- 1Tim. 1:9 Paul also stated that some had “suffered shipwreck in regard to their faith.” Does this not mean one can have faith and then lose it?
- 1Tim. 4:1-2 Paul declared that some “will fall away from the faith”. What did he mean? You can ‘t fall away from something at which you have never arrived.
- Heb. 3:12 – 4:1 Who is it that is warned about unbelief, urged to “hold fast,” “lest while a promise remains of entering His rest, any one of you should seem to have come short of it”? Is it not “holy brethren, partakers of a heavenly calling”? (3:1).
- Heb. 6:4-6 Notice in this passage that the writer speaks of “those who have once been enlightened and have tasted of the heavenly gift and have been made partakers of the Holy Spirit, and have tasted of the good word of God and the powers of the age to come.” Surely these are those who have received salvation!

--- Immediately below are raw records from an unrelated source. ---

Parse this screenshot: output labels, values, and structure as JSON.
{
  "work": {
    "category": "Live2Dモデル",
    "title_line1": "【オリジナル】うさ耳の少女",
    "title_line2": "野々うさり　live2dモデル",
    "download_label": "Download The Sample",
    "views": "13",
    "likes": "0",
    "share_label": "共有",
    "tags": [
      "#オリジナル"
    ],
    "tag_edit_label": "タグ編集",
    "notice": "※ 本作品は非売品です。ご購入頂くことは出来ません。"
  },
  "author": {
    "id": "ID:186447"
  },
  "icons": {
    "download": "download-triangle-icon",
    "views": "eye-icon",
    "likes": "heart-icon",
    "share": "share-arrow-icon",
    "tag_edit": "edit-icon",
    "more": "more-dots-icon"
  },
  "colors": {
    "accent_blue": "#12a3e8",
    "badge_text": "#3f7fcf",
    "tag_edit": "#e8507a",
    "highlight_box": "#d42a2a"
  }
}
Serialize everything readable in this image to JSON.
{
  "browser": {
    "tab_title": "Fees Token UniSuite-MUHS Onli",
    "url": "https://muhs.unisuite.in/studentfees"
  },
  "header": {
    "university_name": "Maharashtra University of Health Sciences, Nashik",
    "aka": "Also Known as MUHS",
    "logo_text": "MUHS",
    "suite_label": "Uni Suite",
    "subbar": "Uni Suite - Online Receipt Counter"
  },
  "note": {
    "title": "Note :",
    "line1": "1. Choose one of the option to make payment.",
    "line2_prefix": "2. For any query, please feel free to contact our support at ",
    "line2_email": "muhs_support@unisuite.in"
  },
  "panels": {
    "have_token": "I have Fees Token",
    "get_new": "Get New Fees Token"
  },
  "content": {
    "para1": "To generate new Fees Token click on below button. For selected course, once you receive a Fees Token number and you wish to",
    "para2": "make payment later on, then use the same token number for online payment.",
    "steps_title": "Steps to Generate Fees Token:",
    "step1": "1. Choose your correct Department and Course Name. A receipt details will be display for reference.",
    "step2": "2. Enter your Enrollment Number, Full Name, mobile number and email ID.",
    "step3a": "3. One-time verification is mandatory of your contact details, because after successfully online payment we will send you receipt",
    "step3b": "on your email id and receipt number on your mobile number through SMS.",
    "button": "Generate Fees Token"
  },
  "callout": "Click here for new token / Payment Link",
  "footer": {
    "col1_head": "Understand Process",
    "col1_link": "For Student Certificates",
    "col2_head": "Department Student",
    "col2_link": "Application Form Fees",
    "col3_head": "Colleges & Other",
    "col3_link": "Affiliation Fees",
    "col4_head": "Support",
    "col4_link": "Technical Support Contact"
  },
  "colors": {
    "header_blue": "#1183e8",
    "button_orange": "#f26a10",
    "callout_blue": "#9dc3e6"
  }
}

However, the writer continues, “…and then have fallen away, it is impossible to renew them again to repentance, since they crucify to themselves the Son of God, and put Him to an open shame.” Does this not teach the ‘heavenly gift” can be revoked?
- Heb. 10:26-29 Is the Hebrew writer wrong in stating that Christians can sin willfully as to have no hope? Note that this passage states that these were “sanctified” but now “insult the Spirit.”
- Heb. 12:14-15 Why would the Hebrew writer warn Christians that they “see to it that no one come short of the grace of God” if you can’t come short of it?
- 2 Pet. 1:10 Why would Peter tell us to make our calling and election sure, if it is irrevocable?